“Sean came round and didn’t want to go to hospital, preferring to go to his bed.
“Emergency staff left him at 3.25am and we know he spoke to a member of staff about food at 3.35am, then went back to his room.
“Given he was suspected of having taken drugs and then had been knocked unconscious, you’d think they’d either have compelled him to go to hospital or looked in on him from time to time in the night.
"But nobody checked on him until nearly seven hours later and they found him dead around 10.00am.
“Staff knew he’d taken drugs, they’d found him beaten unconscious.
“What would it have taken for them to consider his life was in danger?”
Terrill claims a police officer told her repeatedly that only one other person had entered Sean’s room before he was beaten up.
But she said she has since been told the footage showed two men.
Her attempts to view the footage were blocked by data protection issues.
Terrill added: “I know that people with drug problems are treated as less important.
“I’ve seen it and experienced it too as the mum of someone who died from taking drugs. But Sean was my son, and all these vulnerable people are someone’s son, someone’s dad, someone’s brother. They matter.”

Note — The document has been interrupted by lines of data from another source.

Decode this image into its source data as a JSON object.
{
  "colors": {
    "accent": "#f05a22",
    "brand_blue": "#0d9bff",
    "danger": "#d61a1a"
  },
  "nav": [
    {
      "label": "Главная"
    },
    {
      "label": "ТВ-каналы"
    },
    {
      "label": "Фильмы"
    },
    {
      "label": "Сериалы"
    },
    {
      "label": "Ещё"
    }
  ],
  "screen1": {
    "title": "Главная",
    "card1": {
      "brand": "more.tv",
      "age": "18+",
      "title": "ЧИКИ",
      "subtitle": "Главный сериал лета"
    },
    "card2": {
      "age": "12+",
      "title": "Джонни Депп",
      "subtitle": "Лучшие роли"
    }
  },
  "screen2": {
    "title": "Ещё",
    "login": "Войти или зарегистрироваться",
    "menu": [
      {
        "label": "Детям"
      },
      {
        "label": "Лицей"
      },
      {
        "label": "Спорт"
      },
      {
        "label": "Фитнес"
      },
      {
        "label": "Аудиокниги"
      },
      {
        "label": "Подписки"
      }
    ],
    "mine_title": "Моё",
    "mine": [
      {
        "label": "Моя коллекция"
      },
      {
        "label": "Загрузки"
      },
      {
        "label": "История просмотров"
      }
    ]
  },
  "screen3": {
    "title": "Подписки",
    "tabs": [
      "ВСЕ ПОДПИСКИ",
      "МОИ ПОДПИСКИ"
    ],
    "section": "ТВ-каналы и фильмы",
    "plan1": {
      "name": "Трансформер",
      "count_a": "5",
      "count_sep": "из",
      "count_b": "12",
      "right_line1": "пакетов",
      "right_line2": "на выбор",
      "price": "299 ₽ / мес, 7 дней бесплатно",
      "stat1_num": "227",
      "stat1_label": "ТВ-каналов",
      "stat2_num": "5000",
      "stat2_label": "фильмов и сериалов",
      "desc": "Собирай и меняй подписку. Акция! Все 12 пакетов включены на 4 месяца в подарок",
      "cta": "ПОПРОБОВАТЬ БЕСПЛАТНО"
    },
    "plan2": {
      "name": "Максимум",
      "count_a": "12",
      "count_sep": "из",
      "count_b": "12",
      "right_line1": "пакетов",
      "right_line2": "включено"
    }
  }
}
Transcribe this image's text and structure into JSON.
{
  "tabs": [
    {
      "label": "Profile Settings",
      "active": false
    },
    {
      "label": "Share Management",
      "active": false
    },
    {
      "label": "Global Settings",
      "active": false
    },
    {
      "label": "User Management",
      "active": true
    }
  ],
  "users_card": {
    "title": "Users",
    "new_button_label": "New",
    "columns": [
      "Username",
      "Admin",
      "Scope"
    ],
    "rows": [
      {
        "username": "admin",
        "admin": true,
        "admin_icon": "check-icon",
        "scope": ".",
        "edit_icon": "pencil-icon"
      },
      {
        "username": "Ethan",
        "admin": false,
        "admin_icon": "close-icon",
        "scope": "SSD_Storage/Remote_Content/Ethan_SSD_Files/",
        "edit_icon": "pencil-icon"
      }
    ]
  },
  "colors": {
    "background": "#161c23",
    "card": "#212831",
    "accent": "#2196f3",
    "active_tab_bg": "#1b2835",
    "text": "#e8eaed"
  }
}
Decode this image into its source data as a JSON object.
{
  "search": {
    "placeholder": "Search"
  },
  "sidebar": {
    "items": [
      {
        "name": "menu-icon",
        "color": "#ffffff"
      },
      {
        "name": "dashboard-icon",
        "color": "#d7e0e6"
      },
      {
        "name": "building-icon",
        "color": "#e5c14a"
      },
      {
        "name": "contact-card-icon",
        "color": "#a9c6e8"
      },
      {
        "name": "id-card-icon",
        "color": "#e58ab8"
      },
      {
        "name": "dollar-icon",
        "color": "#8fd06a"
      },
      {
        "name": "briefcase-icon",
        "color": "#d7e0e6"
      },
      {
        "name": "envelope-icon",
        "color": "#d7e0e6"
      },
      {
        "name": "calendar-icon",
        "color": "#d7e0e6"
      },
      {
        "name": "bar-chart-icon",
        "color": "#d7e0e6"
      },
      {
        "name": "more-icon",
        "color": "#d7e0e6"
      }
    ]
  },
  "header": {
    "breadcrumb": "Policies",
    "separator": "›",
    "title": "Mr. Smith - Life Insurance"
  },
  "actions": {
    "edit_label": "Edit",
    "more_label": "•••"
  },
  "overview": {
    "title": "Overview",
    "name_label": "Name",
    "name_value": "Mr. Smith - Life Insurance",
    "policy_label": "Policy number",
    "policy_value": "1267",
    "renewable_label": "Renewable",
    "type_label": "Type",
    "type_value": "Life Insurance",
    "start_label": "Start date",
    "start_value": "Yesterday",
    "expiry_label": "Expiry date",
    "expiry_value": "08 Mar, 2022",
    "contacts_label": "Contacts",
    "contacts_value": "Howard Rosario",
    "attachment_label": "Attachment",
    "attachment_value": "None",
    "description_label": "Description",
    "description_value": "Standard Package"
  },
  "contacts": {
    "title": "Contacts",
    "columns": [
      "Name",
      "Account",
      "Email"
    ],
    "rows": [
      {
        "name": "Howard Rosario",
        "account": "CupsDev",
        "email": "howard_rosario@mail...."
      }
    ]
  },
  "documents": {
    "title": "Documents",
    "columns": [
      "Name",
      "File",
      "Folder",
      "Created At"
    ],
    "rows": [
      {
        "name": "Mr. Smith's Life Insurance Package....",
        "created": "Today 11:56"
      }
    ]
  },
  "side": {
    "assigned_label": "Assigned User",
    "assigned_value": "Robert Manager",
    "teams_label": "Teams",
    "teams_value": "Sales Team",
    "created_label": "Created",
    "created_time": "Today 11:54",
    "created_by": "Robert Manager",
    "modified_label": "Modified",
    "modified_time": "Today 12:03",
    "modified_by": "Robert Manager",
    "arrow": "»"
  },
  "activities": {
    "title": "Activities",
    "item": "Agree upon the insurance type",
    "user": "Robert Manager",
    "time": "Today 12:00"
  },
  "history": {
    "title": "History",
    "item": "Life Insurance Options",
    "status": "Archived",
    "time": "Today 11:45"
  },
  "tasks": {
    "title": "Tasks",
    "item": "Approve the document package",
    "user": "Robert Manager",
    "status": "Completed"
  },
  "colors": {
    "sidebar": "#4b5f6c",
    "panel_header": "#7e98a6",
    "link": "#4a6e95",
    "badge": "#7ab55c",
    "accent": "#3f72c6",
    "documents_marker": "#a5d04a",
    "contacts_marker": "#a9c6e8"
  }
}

Police Scotland’s Detective Chief Inspector Colin Campbell said: “Sean’s family were informed of the circumstances surrounding the death as soon as officers had established what had happened.”
A spokesperson for Stirling Council said: “Sean Cameron’s death was tragic and our sympathies remain with his family and friends.”